While the LMAP study makes no reference to the UK LOM Core, the work it is doing involves a number of key players in the UK LOM Core's development and subsequent uptake. It is not yet clear whether the final recommendations of the final report of the study will make mention of further development of the UK LOM Core. However, in working closely with both LOM Next and DC-Education, the study's authors are intent on ensuring that the UK Higher and Further Education repositories community is well supported in future with regard to educational metadata.
While the above-mentioned developments have been under way, a separate group interested in improving on the LOM began work under the aegis of the International Standards Organisation (ISO) . The major concerns being addressed were providing support for multilingual capability and alternate resources, e.g. for accessibility purposes. The standard will be in two parts: a framework, and a set of core elements.
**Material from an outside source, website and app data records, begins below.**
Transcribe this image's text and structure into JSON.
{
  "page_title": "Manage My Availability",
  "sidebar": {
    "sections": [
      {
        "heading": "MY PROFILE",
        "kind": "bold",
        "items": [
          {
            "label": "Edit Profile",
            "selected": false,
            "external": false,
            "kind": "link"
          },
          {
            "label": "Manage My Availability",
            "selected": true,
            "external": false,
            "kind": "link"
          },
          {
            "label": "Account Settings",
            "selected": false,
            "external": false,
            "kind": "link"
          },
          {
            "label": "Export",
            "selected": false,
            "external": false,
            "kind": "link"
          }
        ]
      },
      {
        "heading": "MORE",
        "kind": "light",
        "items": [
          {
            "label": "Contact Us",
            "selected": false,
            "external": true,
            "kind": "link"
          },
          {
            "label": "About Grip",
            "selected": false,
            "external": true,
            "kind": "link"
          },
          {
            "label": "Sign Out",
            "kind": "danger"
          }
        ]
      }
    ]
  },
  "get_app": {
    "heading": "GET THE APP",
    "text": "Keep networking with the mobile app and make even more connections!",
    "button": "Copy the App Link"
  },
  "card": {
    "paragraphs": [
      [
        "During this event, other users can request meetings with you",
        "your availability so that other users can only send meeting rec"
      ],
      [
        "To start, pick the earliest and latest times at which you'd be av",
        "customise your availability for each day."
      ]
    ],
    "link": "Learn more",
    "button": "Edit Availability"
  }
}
While clearly borne out of similar frustrations as have been felt in the LOM communities around the world, this has occasioned some consternation in the rest of the e-learning standards domain, as it seems a third standard, which is not immediately interoperable with the other two, may be on the horizon . Furthermore, the ISO standardisation process works through discussion and ratification by national standards bodies; so ways in which individuals and organisations can take part are unclear.
However, the ISO MLR group has come forward to collaborate with the DC-Education AP Task Group, expressing a willingness to develop cross-walks with DC and LOM metadata, taking part in the Group's email list, contributing its own use cases to the requirements-gathering process and attending the first Web conference.
There will be no discussion here on the challenges and possibilities for harmonising the metadata standards discussed. This is because Mikael Nilsson of the EC-funded PROLEARN Project, has already produced a near-perfect paper on this topic , in collaboration with Ambjörn Naeve, Erik Duval, Pete Johnston and David Massart, plus a broad consortium of organisations.
As noted at the outset, this article's modest ambition has been to introduce readers with an interest in educational metadata to recent and planned developments. The PROLEARN document provides a critical analysis (which will be difficult to improve upon) of what needs to happen to achieve true harmonisation of current metadata standards, particularly those relevant to education. It simply remains to me to conclude by encouraging interested parties to get involved in these initiatives. Standards must reflect community needs and experiences, and, clearly, the time is ripe to make your presence felt.
Dublin Core Education Community